• **Aim of the exercise**
Lines containing the word "value" are to be copied from the data below.

• **Data excerpts**
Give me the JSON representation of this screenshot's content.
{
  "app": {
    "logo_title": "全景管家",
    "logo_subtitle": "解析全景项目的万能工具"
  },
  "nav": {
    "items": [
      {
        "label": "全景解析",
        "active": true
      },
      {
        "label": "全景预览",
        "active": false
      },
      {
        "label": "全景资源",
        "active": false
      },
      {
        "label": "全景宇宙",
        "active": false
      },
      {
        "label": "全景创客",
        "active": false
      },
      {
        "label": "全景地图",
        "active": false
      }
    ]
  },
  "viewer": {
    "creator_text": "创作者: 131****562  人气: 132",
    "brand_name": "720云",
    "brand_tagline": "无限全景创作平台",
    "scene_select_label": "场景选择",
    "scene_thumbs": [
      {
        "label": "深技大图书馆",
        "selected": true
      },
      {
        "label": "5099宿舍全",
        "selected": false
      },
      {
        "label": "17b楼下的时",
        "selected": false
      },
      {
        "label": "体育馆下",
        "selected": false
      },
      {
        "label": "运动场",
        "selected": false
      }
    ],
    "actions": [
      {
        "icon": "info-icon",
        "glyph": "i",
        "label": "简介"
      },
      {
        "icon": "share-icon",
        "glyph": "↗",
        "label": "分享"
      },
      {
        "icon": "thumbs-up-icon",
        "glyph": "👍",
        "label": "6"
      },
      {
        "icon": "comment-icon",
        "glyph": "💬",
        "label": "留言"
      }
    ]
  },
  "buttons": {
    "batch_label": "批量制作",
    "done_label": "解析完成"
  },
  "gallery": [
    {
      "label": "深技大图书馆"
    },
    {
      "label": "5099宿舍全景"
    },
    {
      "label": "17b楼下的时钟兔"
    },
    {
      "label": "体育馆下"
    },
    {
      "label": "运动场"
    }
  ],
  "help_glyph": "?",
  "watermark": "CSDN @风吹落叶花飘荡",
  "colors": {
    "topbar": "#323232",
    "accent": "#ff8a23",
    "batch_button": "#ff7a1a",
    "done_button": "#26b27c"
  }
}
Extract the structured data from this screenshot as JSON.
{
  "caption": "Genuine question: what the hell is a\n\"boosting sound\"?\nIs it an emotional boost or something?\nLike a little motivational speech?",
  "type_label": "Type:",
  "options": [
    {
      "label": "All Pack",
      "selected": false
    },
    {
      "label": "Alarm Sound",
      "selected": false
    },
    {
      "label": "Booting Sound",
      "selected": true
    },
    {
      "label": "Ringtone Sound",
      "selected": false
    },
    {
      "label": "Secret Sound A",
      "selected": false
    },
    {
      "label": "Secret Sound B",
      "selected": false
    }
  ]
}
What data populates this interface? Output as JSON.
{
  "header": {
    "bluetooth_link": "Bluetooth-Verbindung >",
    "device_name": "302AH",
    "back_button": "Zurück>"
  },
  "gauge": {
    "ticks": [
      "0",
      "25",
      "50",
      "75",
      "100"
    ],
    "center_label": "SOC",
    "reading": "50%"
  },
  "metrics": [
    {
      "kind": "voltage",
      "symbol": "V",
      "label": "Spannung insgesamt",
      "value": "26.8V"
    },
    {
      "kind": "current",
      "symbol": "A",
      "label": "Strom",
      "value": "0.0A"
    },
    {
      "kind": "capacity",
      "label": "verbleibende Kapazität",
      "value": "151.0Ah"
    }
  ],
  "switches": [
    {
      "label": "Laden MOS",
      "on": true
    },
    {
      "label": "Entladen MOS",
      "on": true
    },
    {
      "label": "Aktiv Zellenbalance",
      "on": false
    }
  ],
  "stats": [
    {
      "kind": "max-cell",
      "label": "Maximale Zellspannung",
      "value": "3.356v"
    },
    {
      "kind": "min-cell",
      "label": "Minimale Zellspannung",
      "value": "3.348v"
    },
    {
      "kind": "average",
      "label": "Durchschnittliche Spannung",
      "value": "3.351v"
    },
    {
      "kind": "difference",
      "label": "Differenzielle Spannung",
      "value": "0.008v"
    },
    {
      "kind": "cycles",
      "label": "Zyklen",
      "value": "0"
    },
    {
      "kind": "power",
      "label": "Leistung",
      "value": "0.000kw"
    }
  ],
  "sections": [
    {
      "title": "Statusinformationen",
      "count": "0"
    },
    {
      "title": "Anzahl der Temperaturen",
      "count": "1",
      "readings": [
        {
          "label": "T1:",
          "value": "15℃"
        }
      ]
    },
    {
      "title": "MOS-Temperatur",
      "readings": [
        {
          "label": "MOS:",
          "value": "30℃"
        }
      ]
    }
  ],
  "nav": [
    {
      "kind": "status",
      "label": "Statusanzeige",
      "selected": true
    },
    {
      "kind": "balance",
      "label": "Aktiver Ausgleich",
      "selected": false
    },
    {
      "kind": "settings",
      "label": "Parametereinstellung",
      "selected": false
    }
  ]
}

• **Finished exercise**
      "value": "26.8V"
      "value": "0.0A"
      "value": "151.0Ah"
      "value": "3.356v"
      "value": "3.348v"
      "value": "3.351v"
      "value": "0.008v"
      "value": "0"
      "value": "0.000kw"
          "value": "15℃"
          "value": "30℃"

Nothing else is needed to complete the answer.